■ **What to work on**:
The copy you produce must hold every record exactly, and none of the images.

■ **Dataset rows for apps and sites**:
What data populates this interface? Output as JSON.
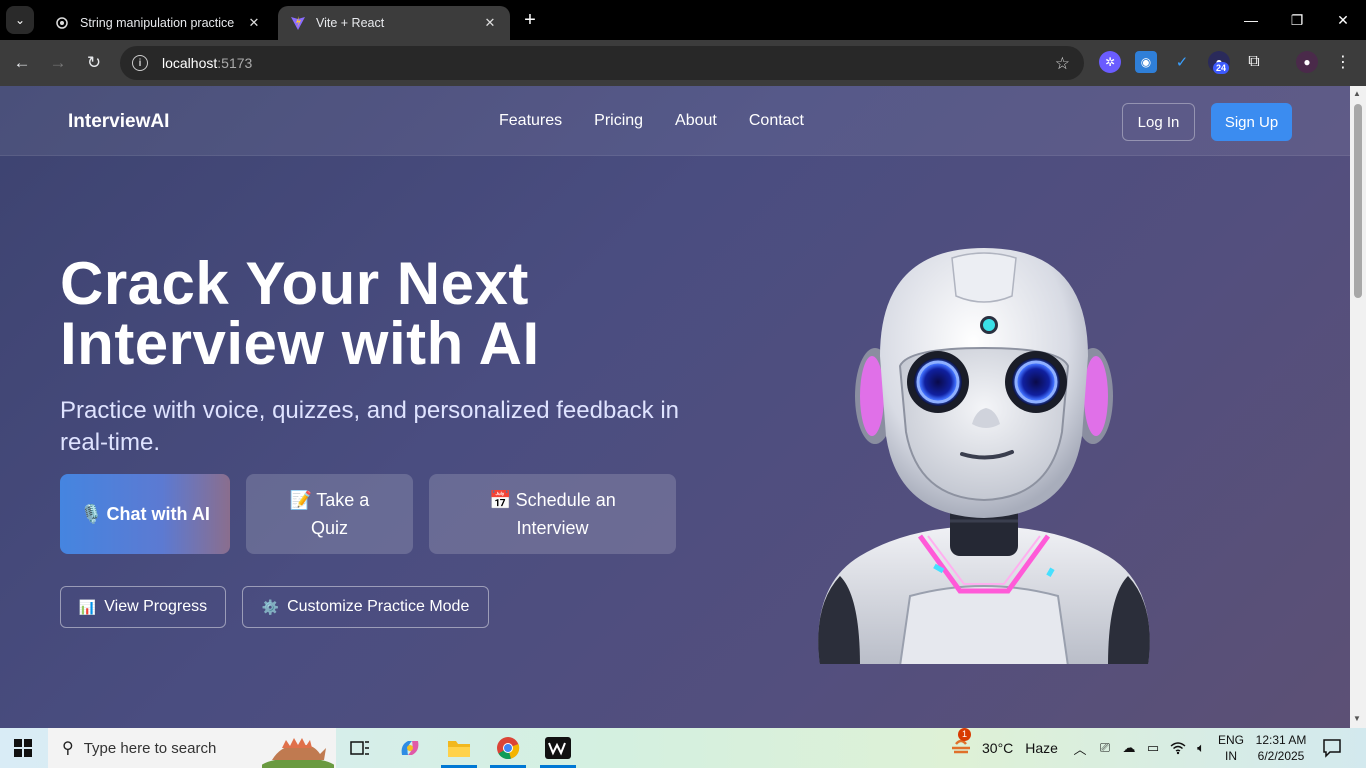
{
  "browser": {
    "tabs": [
      {
        "title": "String manipulation practice",
        "active": false
      },
      {
        "title": "Vite + React",
        "active": true
      }
    ],
    "url_host": "localhost",
    "url_port": ":5173",
    "extension_badge": "24"
  },
  "site": {
    "logo": "InterviewAI",
    "nav": [
      "Features",
      "Pricing",
      "About",
      "Contact"
    ],
    "login_label": "Log In",
    "signup_label": "Sign Up"
  },
  "hero": {
    "title_line1": "Crack Your Next",
    "title_line2": "Interview with AI",
    "subtitle": "Practice with voice, quizzes, and personalized feedback in real-time.",
    "cta": [
      {
        "icon": "🎙️",
        "label": "Chat with AI"
      },
      {
        "icon": "📝",
        "label": "Take a Quiz"
      },
      {
        "icon": "📅",
        "label": "Schedule an Interview"
      }
    ],
    "secondary": [
      {
        "icon": "📊",
        "label": "View Progress"
      },
      {
        "icon": "⚙️",
        "label": "Customize Practice Mode"
      }
    ]
  },
  "taskbar": {
    "search_placeholder": "Type here to search",
    "weather_temp": "30°C",
    "weather_desc": "Haze",
    "weather_alert": "1",
    "lang_line1": "ENG",
    "lang_line2": "IN",
    "time": "12:31 AM",
    "date": "6/2/2025"
  },
  "colors": {
    "accent_blue": "#3b8cf0",
    "hero_bg_start": "#3d4370",
    "hero_bg_end": "#5c5075"
  }
}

■ **Solution to this problem**:
What data populates this interface? Output as JSON.
{
  "browser": {
    "tabs": [
      {
        "title": "String manipulation practice",
        "active": false
      },
      {
        "title": "Vite + React",
        "active": true
      }
    ],
    "url_host": "localhost",
    "url_port": ":5173",
    "extension_badge": "24"
  },
  "site": {
    "logo": "InterviewAI",
    "nav": [
      "Features",
      "Pricing",
      "About",
      "Contact"
    ],
    "login_label": "Log In",
    "signup_label": "Sign Up"
  },
  "hero": {
    "title_line1": "Crack Your Next",
    "title_line2": "Interview with AI",
    "subtitle": "Practice with voice, quizzes, and personalized feedback in real-time.",
    "cta": [
      {
        "icon": "🎙️",
        "label": "Chat with AI"
      },
      {
        "icon": "📝",
        "label": "Take a Quiz"
      },
      {
        "icon": "📅",
        "label": "Schedule an Interview"
      }
    ],
    "secondary": [
      {
        "icon": "📊",
        "label": "View Progress"
      },
      {
        "icon": "⚙️",
        "label": "Customize Practice Mode"
      }
    ]
  },
  "taskbar": {
    "search_placeholder": "Type here to search",
    "weather_temp": "30°C",
    "weather_desc": "Haze",
    "weather_alert": "1",
    "lang_line1": "ENG",
    "lang_line2": "IN",
    "time": "12:31 AM",
    "date": "6/2/2025"
  },
  "colors": {
    "accent_blue": "#3b8cf0",
    "hero_bg_start": "#3d4370",
    "hero_bg_end": "#5c5075"
  }
}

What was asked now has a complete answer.